■ **Directions**
Repeat every line below exactly, word for word.

■ **Available records**
^^^^
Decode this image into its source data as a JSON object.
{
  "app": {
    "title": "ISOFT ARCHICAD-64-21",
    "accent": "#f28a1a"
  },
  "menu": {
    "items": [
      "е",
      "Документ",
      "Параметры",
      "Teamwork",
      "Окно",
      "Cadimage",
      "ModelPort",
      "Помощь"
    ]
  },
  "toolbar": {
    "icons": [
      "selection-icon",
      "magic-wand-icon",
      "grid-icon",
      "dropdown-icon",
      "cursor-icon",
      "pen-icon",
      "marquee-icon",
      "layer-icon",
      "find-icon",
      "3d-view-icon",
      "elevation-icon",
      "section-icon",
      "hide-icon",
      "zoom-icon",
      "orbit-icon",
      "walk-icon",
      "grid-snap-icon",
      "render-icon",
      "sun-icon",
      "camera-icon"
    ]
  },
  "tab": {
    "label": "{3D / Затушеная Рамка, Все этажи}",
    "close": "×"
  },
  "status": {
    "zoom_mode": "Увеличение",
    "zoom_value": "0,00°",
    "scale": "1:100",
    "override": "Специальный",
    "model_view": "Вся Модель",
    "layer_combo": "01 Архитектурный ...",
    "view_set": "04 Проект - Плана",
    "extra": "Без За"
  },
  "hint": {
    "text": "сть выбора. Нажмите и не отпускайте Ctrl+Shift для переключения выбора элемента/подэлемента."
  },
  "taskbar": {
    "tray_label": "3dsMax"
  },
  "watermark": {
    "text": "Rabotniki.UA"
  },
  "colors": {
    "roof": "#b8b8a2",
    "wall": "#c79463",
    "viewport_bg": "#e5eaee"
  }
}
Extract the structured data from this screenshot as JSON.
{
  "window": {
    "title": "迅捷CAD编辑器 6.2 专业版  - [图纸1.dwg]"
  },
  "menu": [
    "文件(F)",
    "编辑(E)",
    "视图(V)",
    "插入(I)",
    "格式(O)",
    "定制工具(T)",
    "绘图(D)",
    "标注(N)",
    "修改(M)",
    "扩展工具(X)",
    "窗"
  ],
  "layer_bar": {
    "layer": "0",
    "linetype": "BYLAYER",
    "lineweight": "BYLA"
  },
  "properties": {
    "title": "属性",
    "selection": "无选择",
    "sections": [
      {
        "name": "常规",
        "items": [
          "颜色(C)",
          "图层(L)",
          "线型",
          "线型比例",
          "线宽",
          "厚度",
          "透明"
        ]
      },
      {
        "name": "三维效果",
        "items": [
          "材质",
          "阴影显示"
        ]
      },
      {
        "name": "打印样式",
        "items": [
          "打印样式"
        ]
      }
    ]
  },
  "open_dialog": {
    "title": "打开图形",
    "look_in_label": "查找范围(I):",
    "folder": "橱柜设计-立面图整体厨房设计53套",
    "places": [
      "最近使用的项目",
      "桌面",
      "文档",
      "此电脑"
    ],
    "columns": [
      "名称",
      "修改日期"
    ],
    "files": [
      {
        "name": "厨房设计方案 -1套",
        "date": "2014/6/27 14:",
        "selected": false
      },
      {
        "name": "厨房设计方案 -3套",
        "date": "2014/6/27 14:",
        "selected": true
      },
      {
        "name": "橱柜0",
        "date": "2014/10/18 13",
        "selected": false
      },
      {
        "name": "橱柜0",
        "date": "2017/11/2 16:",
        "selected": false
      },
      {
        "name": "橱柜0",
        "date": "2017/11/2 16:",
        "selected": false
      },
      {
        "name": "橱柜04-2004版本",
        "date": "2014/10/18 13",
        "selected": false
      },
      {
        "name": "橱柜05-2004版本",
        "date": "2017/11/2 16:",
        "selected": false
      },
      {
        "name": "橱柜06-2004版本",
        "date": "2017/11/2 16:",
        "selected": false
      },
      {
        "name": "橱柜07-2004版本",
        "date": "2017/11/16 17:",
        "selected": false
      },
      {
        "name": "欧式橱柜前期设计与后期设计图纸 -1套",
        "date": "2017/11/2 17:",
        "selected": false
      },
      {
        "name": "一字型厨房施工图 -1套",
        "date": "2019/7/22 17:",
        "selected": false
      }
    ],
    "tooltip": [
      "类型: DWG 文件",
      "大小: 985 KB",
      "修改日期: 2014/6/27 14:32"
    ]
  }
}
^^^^
■ **Solved problem**
Decode this image into its source data as a JSON object.
{
  "app": {
    "title": "ISOFT ARCHICAD-64-21",
    "accent": "#f28a1a"
  },
  "menu": {
    "items": [
      "е",
      "Документ",
      "Параметры",
      "Teamwork",
      "Окно",
      "Cadimage",
      "ModelPort",
      "Помощь"
    ]
  },
  "toolbar": {
    "icons": [
      "selection-icon",
      "magic-wand-icon",
      "grid-icon",
      "dropdown-icon",
      "cursor-icon",
      "pen-icon",
      "marquee-icon",
      "layer-icon",
      "find-icon",
      "3d-view-icon",
      "elevation-icon",
      "section-icon",
      "hide-icon",
      "zoom-icon",
      "orbit-icon",
      "walk-icon",
      "grid-snap-icon",
      "render-icon",
      "sun-icon",
      "camera-icon"
    ]
  },
  "tab": {
    "label": "{3D / Затушеная Рамка, Все этажи}",
    "close": "×"
  },
  "status": {
    "zoom_mode": "Увеличение",
    "zoom_value": "0,00°",
    "scale": "1:100",
    "override": "Специальный",
    "model_view": "Вся Модель",
    "layer_combo": "01 Архитектурный ...",
    "view_set": "04 Проект - Плана",
    "extra": "Без За"
  },
  "hint": {
    "text": "сть выбора. Нажмите и не отпускайте Ctrl+Shift для переключения выбора элемента/подэлемента."
  },
  "taskbar": {
    "tray_label": "3dsMax"
  },
  "watermark": {
    "text": "Rabotniki.UA"
  },
  "colors": {
    "roof": "#b8b8a2",
    "wall": "#c79463",
    "viewport_bg": "#e5eaee"
  }
}
Extract the structured data from this screenshot as JSON.
{
  "window": {
    "title": "迅捷CAD编辑器 6.2 专业版  - [图纸1.dwg]"
  },
  "menu": [
    "文件(F)",
    "编辑(E)",
    "视图(V)",
    "插入(I)",
    "格式(O)",
    "定制工具(T)",
    "绘图(D)",
    "标注(N)",
    "修改(M)",
    "扩展工具(X)",
    "窗"
  ],
  "layer_bar": {
    "layer": "0",
    "linetype": "BYLAYER",
    "lineweight": "BYLA"
  },
  "properties": {
    "title": "属性",
    "selection": "无选择",
    "sections": [
      {
        "name": "常规",
        "items": [
          "颜色(C)",
          "图层(L)",
          "线型",
          "线型比例",
          "线宽",
          "厚度",
          "透明"
        ]
      },
      {
        "name": "三维效果",
        "items": [
          "材质",
          "阴影显示"
        ]
      },
      {
        "name": "打印样式",
        "items": [
          "打印样式"
        ]
      }
    ]
  },
  "open_dialog": {
    "title": "打开图形",
    "look_in_label": "查找范围(I):",
    "folder": "橱柜设计-立面图整体厨房设计53套",
    "places": [
      "最近使用的项目",
      "桌面",
      "文档",
      "此电脑"
    ],
    "columns": [
      "名称",
      "修改日期"
    ],
    "files": [
      {
        "name": "厨房设计方案 -1套",
        "date": "2014/6/27 14:",
        "selected": false
      },
      {
        "name": "厨房设计方案 -3套",
        "date": "2014/6/27 14:",
        "selected": true
      },
      {
        "name": "橱柜0",
        "date": "2014/10/18 13",
        "selected": false
      },
      {
        "name": "橱柜0",
        "date": "2017/11/2 16:",
        "selected": false
      },
      {
        "name": "橱柜0",
        "date": "2017/11/2 16:",
        "selected": false
      },
      {
        "name": "橱柜04-2004版本",
        "date": "2014/10/18 13",
        "selected": false
      },
      {
        "name": "橱柜05-2004版本",
        "date": "2017/11/2 16:",
        "selected": false
      },
      {
        "name": "橱柜06-2004版本",
        "date": "2017/11/2 16:",
        "selected": false
      },
      {
        "name": "橱柜07-2004版本",
        "date": "2017/11/16 17:",
        "selected": false
      },
      {
        "name": "欧式橱柜前期设计与后期设计图纸 -1套",
        "date": "2017/11/2 17:",
        "selected": false
      },
      {
        "name": "一字型厨房施工图 -1套",
        "date": "2019/7/22 17:",
        "selected": false
      }
    ],
    "tooltip": [
      "类型: DWG 文件",
      "大小: 985 KB",
      "修改日期: 2014/6/27 14:32"
    ]
  }
}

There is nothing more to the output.